* EXERCISE OBJECTIVE: Every line of the data that includes "JSON" should be copied out.

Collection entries
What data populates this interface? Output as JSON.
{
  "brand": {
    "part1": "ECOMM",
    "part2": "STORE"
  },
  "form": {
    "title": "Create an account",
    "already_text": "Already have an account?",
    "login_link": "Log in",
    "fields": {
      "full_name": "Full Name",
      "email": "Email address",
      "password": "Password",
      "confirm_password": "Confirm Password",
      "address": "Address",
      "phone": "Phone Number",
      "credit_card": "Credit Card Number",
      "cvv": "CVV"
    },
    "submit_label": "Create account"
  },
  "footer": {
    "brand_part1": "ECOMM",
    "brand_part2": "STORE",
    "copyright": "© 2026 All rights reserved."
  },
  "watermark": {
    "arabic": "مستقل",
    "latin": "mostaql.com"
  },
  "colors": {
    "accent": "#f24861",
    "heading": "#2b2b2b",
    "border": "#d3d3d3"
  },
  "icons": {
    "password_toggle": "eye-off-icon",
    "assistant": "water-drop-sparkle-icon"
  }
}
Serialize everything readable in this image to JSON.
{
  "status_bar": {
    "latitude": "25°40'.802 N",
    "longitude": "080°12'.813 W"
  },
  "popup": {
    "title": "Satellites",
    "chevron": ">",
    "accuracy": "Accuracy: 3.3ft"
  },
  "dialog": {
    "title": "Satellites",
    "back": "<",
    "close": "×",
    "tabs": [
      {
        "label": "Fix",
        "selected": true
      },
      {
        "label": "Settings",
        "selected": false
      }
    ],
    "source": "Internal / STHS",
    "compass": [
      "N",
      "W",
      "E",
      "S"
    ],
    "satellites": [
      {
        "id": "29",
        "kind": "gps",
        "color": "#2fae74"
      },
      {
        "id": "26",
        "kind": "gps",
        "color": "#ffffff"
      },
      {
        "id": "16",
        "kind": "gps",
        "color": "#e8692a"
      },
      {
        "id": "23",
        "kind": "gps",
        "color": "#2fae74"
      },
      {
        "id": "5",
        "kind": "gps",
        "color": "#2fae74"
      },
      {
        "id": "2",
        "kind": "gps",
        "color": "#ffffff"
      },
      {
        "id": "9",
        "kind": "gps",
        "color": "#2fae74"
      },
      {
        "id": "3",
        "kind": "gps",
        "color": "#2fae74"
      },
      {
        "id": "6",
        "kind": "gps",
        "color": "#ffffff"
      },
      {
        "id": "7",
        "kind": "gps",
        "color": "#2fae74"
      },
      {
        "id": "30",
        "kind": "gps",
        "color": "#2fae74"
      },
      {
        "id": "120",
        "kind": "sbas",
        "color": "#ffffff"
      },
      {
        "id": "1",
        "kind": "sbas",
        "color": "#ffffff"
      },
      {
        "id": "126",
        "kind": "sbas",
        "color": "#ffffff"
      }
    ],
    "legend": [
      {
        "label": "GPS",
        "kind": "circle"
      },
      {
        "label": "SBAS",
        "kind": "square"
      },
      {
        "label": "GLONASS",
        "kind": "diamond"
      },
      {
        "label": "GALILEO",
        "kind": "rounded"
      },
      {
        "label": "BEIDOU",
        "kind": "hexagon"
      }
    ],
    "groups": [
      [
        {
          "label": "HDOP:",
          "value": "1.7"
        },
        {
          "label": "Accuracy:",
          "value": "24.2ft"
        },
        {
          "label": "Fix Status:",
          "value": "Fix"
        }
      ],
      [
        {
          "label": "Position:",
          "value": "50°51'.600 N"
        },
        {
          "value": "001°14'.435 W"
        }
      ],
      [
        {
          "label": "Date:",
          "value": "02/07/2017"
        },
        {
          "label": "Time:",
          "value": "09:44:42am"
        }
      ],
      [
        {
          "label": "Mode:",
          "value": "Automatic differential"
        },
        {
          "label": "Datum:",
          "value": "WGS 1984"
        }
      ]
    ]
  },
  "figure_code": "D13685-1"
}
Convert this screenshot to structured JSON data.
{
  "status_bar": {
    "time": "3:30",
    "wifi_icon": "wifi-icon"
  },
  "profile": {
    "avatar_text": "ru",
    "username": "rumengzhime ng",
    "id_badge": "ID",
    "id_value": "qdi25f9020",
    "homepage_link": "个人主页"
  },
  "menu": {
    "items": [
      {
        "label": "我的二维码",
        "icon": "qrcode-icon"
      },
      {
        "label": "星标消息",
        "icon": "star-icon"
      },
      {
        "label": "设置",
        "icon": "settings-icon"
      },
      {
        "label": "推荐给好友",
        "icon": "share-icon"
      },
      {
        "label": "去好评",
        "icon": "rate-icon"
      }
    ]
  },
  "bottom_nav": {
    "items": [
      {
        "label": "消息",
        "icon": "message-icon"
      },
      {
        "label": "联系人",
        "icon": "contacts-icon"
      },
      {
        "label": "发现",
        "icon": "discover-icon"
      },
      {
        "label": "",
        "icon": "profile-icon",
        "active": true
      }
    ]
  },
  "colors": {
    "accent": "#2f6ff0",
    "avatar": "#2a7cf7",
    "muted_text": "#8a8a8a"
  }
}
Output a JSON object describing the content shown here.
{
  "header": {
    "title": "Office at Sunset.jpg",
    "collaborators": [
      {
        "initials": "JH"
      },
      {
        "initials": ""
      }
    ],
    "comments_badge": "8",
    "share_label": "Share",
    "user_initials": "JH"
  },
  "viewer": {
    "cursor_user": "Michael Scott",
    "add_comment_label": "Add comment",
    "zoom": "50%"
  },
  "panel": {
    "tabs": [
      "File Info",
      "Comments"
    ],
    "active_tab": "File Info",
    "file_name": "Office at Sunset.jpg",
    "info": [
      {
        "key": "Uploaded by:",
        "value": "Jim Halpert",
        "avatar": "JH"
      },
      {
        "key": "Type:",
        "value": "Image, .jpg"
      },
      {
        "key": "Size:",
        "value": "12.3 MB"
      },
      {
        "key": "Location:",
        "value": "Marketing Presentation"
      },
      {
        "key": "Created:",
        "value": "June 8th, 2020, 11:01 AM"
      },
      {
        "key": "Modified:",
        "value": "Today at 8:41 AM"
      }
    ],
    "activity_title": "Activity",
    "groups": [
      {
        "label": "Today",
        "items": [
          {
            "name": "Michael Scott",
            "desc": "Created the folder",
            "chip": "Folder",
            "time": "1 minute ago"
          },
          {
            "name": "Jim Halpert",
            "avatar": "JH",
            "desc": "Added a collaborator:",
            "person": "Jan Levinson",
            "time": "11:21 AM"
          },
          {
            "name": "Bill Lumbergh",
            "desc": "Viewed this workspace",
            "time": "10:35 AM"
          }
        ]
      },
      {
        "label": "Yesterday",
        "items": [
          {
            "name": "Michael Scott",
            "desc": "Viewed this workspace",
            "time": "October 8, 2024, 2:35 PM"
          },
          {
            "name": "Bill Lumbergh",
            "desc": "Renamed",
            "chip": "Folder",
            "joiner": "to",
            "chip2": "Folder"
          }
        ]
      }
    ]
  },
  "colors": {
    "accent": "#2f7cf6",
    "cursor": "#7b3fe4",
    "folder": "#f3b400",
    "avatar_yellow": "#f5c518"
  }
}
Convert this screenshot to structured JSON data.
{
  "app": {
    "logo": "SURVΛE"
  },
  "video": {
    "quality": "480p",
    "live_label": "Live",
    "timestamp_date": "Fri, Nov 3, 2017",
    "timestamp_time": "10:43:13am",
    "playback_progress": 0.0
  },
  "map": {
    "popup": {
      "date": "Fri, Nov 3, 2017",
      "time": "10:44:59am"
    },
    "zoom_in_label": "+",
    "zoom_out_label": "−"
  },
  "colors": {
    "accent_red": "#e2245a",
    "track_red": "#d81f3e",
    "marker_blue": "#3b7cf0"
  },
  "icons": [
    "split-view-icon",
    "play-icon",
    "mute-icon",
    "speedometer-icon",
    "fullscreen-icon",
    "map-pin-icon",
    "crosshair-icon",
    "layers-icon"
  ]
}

* SOLUTION BELOW:
What data populates this interface? Output as JSON.
Serialize everything readable in this image to JSON.
Convert this screenshot to structured JSON data.
Output a JSON object describing the content shown here.
Convert this screenshot to structured JSON data.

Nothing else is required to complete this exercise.